> **What you need to do**
Give back every record below, character for character.

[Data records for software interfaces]
• • • • • • •

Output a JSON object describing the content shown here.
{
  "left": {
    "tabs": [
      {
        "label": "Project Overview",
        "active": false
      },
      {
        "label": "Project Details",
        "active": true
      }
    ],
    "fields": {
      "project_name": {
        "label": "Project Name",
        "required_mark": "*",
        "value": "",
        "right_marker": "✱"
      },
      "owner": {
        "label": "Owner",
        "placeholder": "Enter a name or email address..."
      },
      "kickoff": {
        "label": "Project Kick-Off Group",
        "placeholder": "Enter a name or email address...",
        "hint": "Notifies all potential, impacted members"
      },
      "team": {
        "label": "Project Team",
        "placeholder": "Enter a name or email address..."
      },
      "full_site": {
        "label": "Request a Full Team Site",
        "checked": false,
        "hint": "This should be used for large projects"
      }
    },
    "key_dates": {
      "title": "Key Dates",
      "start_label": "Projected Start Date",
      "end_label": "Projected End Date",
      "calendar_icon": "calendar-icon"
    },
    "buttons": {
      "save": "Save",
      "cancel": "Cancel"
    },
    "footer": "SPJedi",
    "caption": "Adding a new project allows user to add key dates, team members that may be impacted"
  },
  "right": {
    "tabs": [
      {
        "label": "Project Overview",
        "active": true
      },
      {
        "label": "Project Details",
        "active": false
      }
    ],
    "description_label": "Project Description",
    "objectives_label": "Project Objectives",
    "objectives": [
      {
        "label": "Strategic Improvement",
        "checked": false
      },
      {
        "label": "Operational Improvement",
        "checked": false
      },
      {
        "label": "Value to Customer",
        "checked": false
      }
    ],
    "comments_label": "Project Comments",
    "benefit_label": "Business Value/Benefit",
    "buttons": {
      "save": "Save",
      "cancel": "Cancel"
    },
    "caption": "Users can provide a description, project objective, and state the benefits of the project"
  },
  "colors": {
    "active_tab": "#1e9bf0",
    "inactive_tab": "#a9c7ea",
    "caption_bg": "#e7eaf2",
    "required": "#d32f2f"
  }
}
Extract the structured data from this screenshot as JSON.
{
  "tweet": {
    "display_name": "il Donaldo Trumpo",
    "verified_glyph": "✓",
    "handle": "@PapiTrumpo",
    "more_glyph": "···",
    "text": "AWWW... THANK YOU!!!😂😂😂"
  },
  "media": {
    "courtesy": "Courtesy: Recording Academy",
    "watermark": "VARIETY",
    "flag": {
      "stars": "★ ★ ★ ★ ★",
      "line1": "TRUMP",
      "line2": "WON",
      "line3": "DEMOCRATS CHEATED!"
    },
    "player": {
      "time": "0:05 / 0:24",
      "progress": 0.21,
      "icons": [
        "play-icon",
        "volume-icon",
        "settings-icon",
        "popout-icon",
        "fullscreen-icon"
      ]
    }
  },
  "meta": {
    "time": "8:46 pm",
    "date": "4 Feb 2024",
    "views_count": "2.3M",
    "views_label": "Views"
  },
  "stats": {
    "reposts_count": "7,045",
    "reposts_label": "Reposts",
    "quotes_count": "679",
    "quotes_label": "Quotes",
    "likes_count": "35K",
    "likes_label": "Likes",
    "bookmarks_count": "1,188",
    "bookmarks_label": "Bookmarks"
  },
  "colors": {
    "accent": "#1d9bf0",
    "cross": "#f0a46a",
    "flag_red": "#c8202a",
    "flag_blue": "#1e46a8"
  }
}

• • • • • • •

> **Result of this exercise**
Output a JSON object describing the content shown here.
{
  "left": {
    "tabs": [
      {
        "label": "Project Overview",
        "active": false
      },
      {
        "label": "Project Details",
        "active": true
      }
    ],
    "fields": {
      "project_name": {
        "label": "Project Name",
        "required_mark": "*",
        "value": "",
        "right_marker": "✱"
      },
      "owner": {
        "label": "Owner",
        "placeholder": "Enter a name or email address..."
      },
      "kickoff": {
        "label": "Project Kick-Off Group",
        "placeholder": "Enter a name or email address...",
        "hint": "Notifies all potential, impacted members"
      },
      "team": {
        "label": "Project Team",
        "placeholder": "Enter a name or email address..."
      },
      "full_site": {
        "label": "Request a Full Team Site",
        "checked": false,
        "hint": "This should be used for large projects"
      }
    },
    "key_dates": {
      "title": "Key Dates",
      "start_label": "Projected Start Date",
      "end_label": "Projected End Date",
      "calendar_icon": "calendar-icon"
    },
    "buttons": {
      "save": "Save",
      "cancel": "Cancel"
    },
    "footer": "SPJedi",
    "caption": "Adding a new project allows user to add key dates, team members that may be impacted"
  },
  "right": {
    "tabs": [
      {
        "label": "Project Overview",
        "active": true
      },
      {
        "label": "Project Details",
        "active": false
      }
    ],
    "description_label": "Project Description",
    "objectives_label": "Project Objectives",
    "objectives": [
      {
        "label": "Strategic Improvement",
        "checked": false
      },
      {
        "label": "Operational Improvement",
        "checked": false
      },
      {
        "label": "Value to Customer",
        "checked": false
      }
    ],
    "comments_label": "Project Comments",
    "benefit_label": "Business Value/Benefit",
    "buttons": {
      "save": "Save",
      "cancel": "Cancel"
    },
    "caption": "Users can provide a description, project objective, and state the benefits of the project"
  },
  "colors": {
    "active_tab": "#1e9bf0",
    "inactive_tab": "#a9c7ea",
    "caption_bg": "#e7eaf2",
    "required": "#d32f2f"
  }
}
Extract the structured data from this screenshot as JSON.
{
  "tweet": {
    "display_name": "il Donaldo Trumpo",
    "verified_glyph": "✓",
    "handle": "@PapiTrumpo",
    "more_glyph": "···",
    "text": "AWWW... THANK YOU!!!😂😂😂"
  },
  "media": {
    "courtesy": "Courtesy: Recording Academy",
    "watermark": "VARIETY",
    "flag": {
      "stars": "★ ★ ★ ★ ★",
      "line1": "TRUMP",
      "line2": "WON",
      "line3": "DEMOCRATS CHEATED!"
    },
    "player": {
      "time": "0:05 / 0:24",
      "progress": 0.21,
      "icons": [
        "play-icon",
        "volume-icon",
        "settings-icon",
        "popout-icon",
        "fullscreen-icon"
      ]
    }
  },
  "meta": {
    "time": "8:46 pm",
    "date": "4 Feb 2024",
    "views_count": "2.3M",
    "views_label": "Views"
  },
  "stats": {
    "reposts_count": "7,045",
    "reposts_label": "Reposts",
    "quotes_count": "679",
    "quotes_label": "Quotes",
    "likes_count": "35K",
    "likes_label": "Likes",
    "bookmarks_count": "1,188",
    "bookmarks_label": "Bookmarks"
  },
  "colors": {
    "accent": "#1d9bf0",
    "cross": "#f0a46a",
    "flag_red": "#c8202a",
    "flag_blue": "#1e46a8"
  }
}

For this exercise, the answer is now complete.